An African migrant, panicking when her car mounted the kerb, hit the accelerator instead of the brake. The car ploughed into an outdoor dining area, killing a man, himself a migrant from Korea.
A Herald Sun journalist at the scene reported as follows:
A big crowd had gathered behind the blue and white police tapes. There were tall men in colourful patterned shirts and tall women in vivid turbans and long dresses.
It could have been in downtown Mogadishu or Addis Ababa. There wasn't a word of English being spoken in the hubbub.
But this was Footscray, not Somalia or Ethiopa ...
Once this street was almost entirely a Vietnamese strip.
Now it's in transition again, and yesterday, in the wake of the tragic accident outside Cafe D'Afrique, racial tensions ran high.
So Footscray is changing yet again. It was once an Anglo working class suburb, then a mixed European one, then Vietnamese and now increasingly African. All in the space of about 35 years.
Which raises the issue of local attachments.
The attachments people have radiate outward. First, you might identify with your local town or suburb, then perhaps your city or region, then your state, then your nation.
But to invest yourself emotionally in a place requires some degree of confidence in its continuity. If we think that we will all too easily lose something we love and identify with, then we tend to withdraw emotionally from it.
So how is anyone supposed to form that key, original, local attachment to Footscray? If you held a reasonable belief that the cultural character of Footscray would change dramatically many times over within just a few decades, then how could you lay down roots there in the sense of identifying with its character and culture?
And if we can't develop a deeper attachment to the place we live in, then won't this also disrupt our larger attachments, such as to our nation?
Yet Footscray is our future unless the current policy of diversity and mass immigration is reconsidered.
Whilst on this theme it was interesting to read the comments of Emeritus Professor Jerzy Zubrzycki in yesterday's Age. The professor was one of the architects of multicultural policy in Australia. He now admits that his immigration policy is necessarily a very expensive one.
He said of black African migrants to rural Australia that:
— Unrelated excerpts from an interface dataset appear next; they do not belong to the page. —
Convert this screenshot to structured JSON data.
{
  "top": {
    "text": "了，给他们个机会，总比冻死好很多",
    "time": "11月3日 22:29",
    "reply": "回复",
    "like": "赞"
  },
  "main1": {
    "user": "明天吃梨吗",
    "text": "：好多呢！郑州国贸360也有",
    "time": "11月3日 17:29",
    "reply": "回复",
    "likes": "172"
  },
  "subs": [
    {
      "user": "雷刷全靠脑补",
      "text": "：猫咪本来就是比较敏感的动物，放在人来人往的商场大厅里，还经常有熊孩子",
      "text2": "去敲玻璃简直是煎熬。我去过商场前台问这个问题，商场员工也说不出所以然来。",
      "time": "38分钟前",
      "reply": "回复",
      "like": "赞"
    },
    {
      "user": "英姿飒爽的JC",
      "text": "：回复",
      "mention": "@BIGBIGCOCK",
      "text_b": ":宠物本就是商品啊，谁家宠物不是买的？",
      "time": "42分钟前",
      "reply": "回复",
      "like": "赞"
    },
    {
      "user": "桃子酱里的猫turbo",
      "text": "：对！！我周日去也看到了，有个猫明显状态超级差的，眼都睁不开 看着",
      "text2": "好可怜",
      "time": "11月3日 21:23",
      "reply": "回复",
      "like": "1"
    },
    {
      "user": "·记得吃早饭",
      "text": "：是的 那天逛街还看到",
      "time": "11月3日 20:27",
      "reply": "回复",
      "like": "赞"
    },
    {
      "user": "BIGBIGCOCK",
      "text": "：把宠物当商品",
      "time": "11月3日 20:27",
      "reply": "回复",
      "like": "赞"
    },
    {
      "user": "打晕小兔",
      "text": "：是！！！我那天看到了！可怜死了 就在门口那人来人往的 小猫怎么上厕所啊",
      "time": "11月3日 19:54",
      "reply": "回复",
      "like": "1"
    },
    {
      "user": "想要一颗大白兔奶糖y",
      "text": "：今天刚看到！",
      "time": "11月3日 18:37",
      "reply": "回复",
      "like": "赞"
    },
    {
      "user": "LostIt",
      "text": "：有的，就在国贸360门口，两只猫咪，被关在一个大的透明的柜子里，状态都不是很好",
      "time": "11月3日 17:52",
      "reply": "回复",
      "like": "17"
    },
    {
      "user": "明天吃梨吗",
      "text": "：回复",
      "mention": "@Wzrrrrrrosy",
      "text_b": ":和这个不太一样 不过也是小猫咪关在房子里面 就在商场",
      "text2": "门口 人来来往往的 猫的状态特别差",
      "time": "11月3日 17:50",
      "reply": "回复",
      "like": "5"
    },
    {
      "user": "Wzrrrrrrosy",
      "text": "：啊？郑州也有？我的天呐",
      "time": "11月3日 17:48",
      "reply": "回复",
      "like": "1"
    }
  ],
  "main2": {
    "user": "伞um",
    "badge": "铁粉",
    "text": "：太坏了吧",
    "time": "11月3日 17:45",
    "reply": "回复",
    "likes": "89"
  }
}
You cannot dump people in a rural community unless you make a special provision for resettlement services on the widest possible scale.
Immigration includes, very prominently, the lengthy process of resettlement - an always expensive process.